EXERCISE REQUIREMENTS: Go line by line through the records below. Copy whichever lines contain the string "autodetect".

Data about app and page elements

»»

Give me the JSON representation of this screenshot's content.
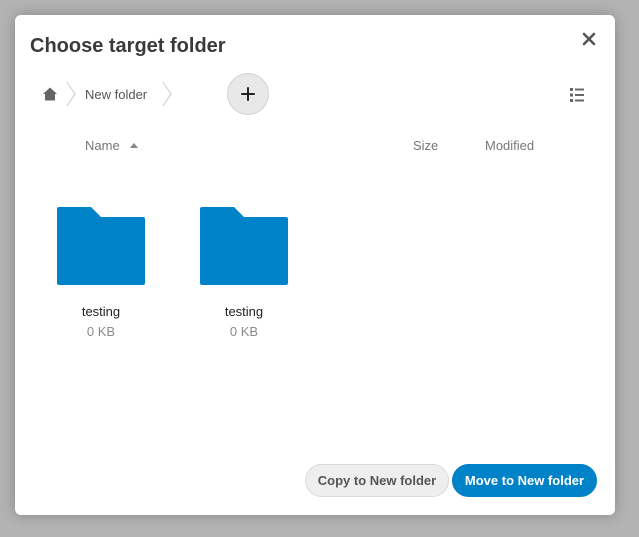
{
  "dialog": {
    "title": "Choose target folder",
    "close_icon": "close-icon"
  },
  "breadcrumb": {
    "home_icon": "home-icon",
    "items": [
      {
        "label": "New folder"
      }
    ]
  },
  "toolbar": {
    "add_icon": "plus-icon",
    "view_toggle_icon": "list-view-icon"
  },
  "table": {
    "columns": {
      "name": "Name",
      "size": "Size",
      "modified": "Modified"
    },
    "sort_icon": "sort-ascending-icon"
  },
  "files": [
    {
      "name": "testing",
      "size": "0 KB",
      "icon": "folder-icon"
    },
    {
      "name": "testing",
      "size": "0 KB",
      "icon": "folder-icon"
    }
  ],
  "actions": {
    "copy_label": "Copy to New folder",
    "move_label": "Move to New folder"
  },
  "colors": {
    "primary": "#0082c9",
    "folder": "#0082c9",
    "overlay": "#b3b3b3"
  }
}
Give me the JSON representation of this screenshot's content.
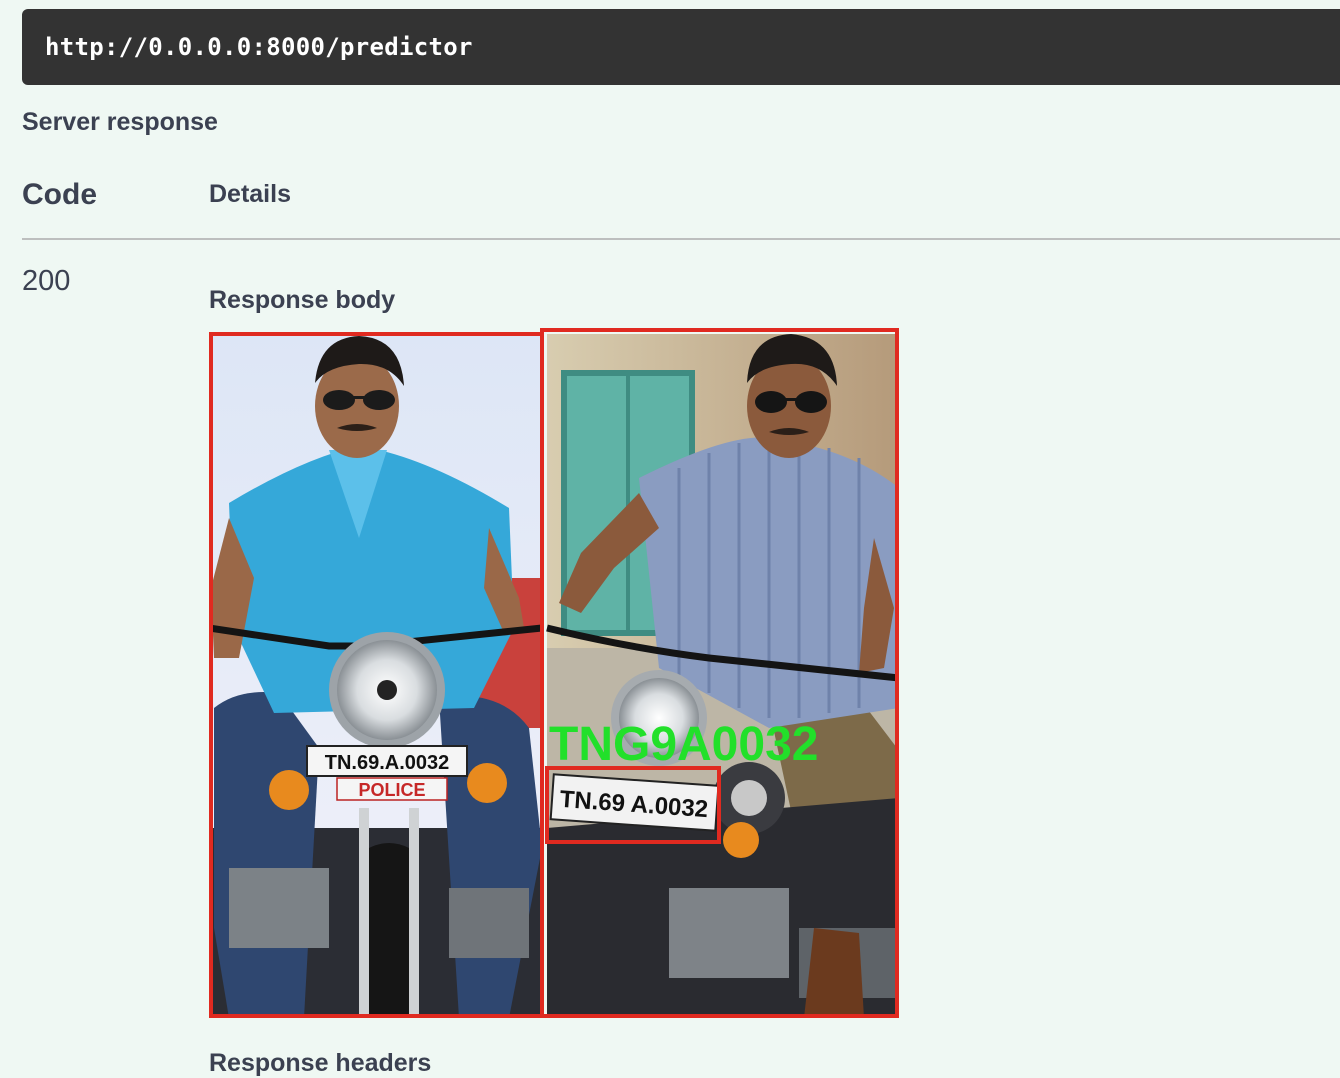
{
  "request": {
    "url": "http://0.0.0.0:8000/predictor"
  },
  "response": {
    "section_title": "Server response",
    "columns": {
      "code": "Code",
      "details": "Details"
    },
    "status_code": "200",
    "body_label": "Response body",
    "headers_label": "Response headers",
    "image": {
      "plate_text_left": "TN.69.A.0032",
      "police_text": "POLICE",
      "plate_text_right": "TN.69 A.0032",
      "predicted_label": "TNG9A0032",
      "box_color": "#e02a20",
      "label_color": "#22e02a"
    }
  }
}
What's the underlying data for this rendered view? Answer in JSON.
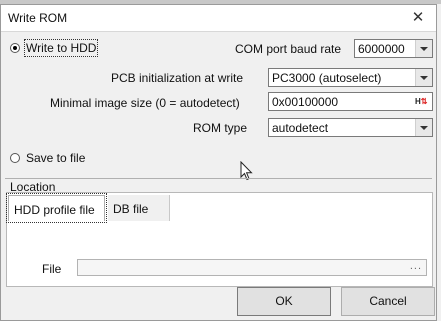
{
  "window": {
    "title": "Write ROM",
    "close_glyph": "✕"
  },
  "mode": {
    "write_to_hdd_label": "Write to HDD",
    "save_to_file_label": "Save to file",
    "selected": "write_to_hdd"
  },
  "baud": {
    "label": "COM port baud rate",
    "value": "6000000"
  },
  "pcb": {
    "label": "PCB initialization at write",
    "value": "PC3000 (autoselect)"
  },
  "min_size": {
    "label": "Minimal image size (0 = autodetect)",
    "value": "0x00100000",
    "hex_icon_text": "H",
    "hex_icon_arrow": "⇅"
  },
  "rom_type": {
    "label": "ROM type",
    "value": "autodetect"
  },
  "location": {
    "label": "Location",
    "tabs": [
      "HDD profile file",
      "DB file"
    ],
    "active_tab": 0,
    "file_label": "File",
    "file_value": "",
    "browse_glyph": "..."
  },
  "buttons": {
    "ok": "OK",
    "cancel": "Cancel"
  },
  "colors": {
    "dialog_bg": "#f0f0f0",
    "field_border": "#7a7a7a",
    "hex_arrow": "#dd2222"
  }
}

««

ANSWER TO THIS EXERCISE:
    "label": "Minimal image size (0 = autodetect)",
    "value": "autodetect"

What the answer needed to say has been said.